Getting Communal With Books

It’s always hard to explain to people why sharing stuff online is so powerful. For one thing it’s getting easier, with del.icio.us etc. But the real power is in being able to harness the wisdom of others in finding stuff. Simply put, it’s the online equivalent of asking among your most knowledgeable acquaintances for helping in finding things — from a good barber to a good book, a good CD to a good funeral home. Anyone who has read The Tipping Point will know the importance of mavens (or was it connectors?) so it’s not rocket science that this is an amazing use of the Internet’s leverage. Why some people remain hostile to it baffles me.

Anyway, here’s another great communal sharing thing, written up well by Jim Regan: Do your own LibraryThing | csmonitor.com:

Book clubs and English classes notwithstanding, reading tends to be a predominantly solitary pastime, and truth be told, not many of us have ever considered listing the contents of our ‘personal libraries’ for either our own or anybody else’s entertainment. But the Internet keeps finding new ways of changing our habits, and LibraryThing appears poised to turn the cataloging of books into a form of communal recreation.

Definitely worth a read.

News: Six Degrees Reborn

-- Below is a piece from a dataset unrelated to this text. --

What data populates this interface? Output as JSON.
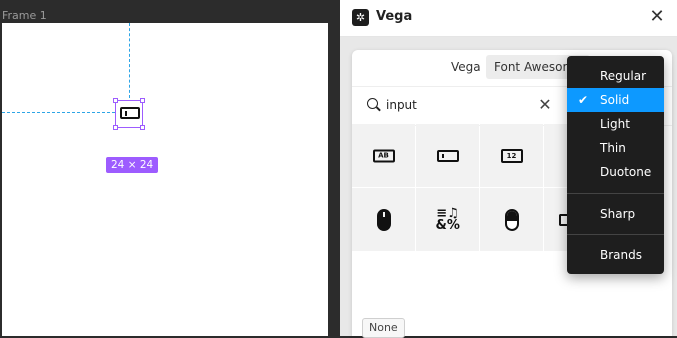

 I think Friendster is probably a more dynamic version of this experiment, but it’s interesting anyway. Duncan J. Watts, author and Associate Professor of Sociology at Columbia, has launched an experiment to update the 1967 findings of social psychologist Stanley Milgram who coined the phrase ‘six degrees of separation’ by testing the hypothesis that members of any large social network would be connected to each other through short chains of intermediate acquaintances.
 
 
The test is basically to give folk a package and ask them to pass it onto someone who could deliver it by hand to the addressee. They then hand it onto someone they know who may be more likely to know that person, or someone who knows that person, etc etc. As Watts points out, Milgram’s experiment was flawed, and didn’t really prove the hypothesis. So it could be interesting. Sign up if you want to participate.
 
My tupennies worth: As Malcom Gladwell’s excellent “The Tipping Point” points out not all people are equal. Some folk know no-one (me) and some know everybody (my friends Grainne and Ditta) so in my case I’d just give the package to them.